Rebuffed by the Virginia Supreme Court, a Manassas woman said today she will begin an economic campaign against Prince William County schools in an effort to win free textbooks for all public school students in the county.
Antoinette M. Foster said in an interview that she plans to appeal the court's rejection of her lawsuit challenging the Northern Virginia county's policy of "renting" the books to students.
Foster said she will urge federal employers in Prince William not to return school census forms to the county next fall, an action which she said would "deny the county more than $2 million in federal impact area school aid."
The federal government makes the impacted area payments to offset the costs of educating children of U.S. employes.
Foster said she considered a campaign to encourage the withholding of census forms last year, but postphoned ti to give the state Supreme Court a chance to consider her appeal.
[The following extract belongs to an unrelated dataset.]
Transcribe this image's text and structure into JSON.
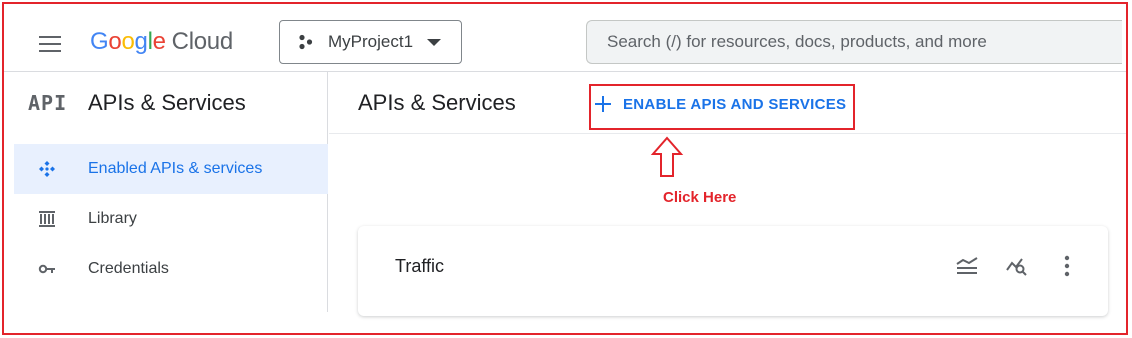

Acting as her own lawyer, Foster argued unsuccessfully in the state courts that the guarantee of a free public education in Virginia's Constitution is contradicted by another provision permitting cities and counties to charge text rental fees to families able to pay them.
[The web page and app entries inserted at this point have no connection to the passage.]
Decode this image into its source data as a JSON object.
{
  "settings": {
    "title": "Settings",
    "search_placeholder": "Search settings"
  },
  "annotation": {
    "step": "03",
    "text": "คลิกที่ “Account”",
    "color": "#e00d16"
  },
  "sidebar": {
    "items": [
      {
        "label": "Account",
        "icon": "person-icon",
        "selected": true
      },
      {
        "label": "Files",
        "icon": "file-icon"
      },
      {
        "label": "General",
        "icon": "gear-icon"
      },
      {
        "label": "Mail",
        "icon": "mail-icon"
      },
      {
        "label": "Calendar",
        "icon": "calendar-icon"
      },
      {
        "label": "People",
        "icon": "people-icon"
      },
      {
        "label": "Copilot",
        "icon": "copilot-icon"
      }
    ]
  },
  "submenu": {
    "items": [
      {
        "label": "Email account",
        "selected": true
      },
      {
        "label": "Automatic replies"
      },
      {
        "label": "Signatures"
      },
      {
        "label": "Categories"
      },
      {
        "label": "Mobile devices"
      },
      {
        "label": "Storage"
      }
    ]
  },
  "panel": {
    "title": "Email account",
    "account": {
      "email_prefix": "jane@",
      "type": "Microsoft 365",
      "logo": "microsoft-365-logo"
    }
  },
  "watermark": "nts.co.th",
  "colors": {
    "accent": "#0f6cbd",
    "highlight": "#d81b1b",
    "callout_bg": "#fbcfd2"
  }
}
She also contends the renting practice violates the equal protection provisions of the U.S. Constitution by levying the textbook charge on some-but not all-parents.
Most cities and counties in Northern Virginia provide free texts to all pupils. Prince William, however, provides free books only to children of parents who declare they cannot afford the fees.
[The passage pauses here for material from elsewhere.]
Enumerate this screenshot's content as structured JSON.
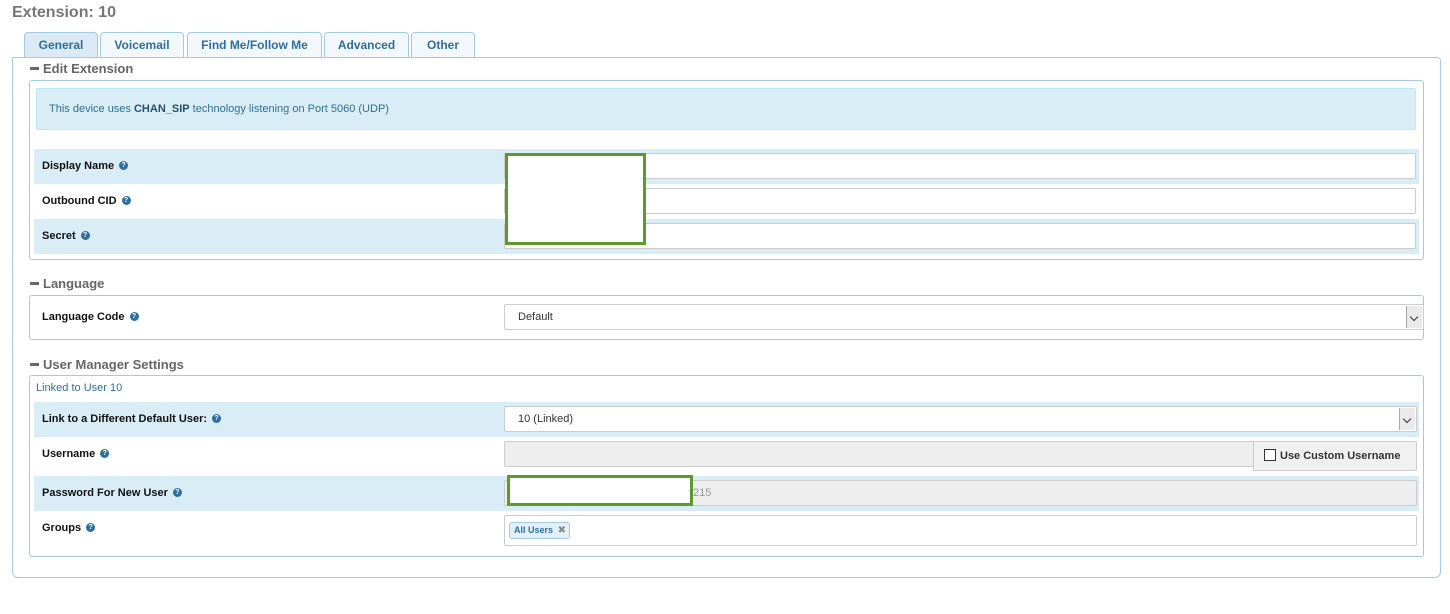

Proposals to furnish free textbooks throughout the state have been defeated in recent sessions of the Virginia General Assembly. In the last session, however, the legislators approved a bill providing free books to all first-grade pupils from families who qualify for federal food stamps.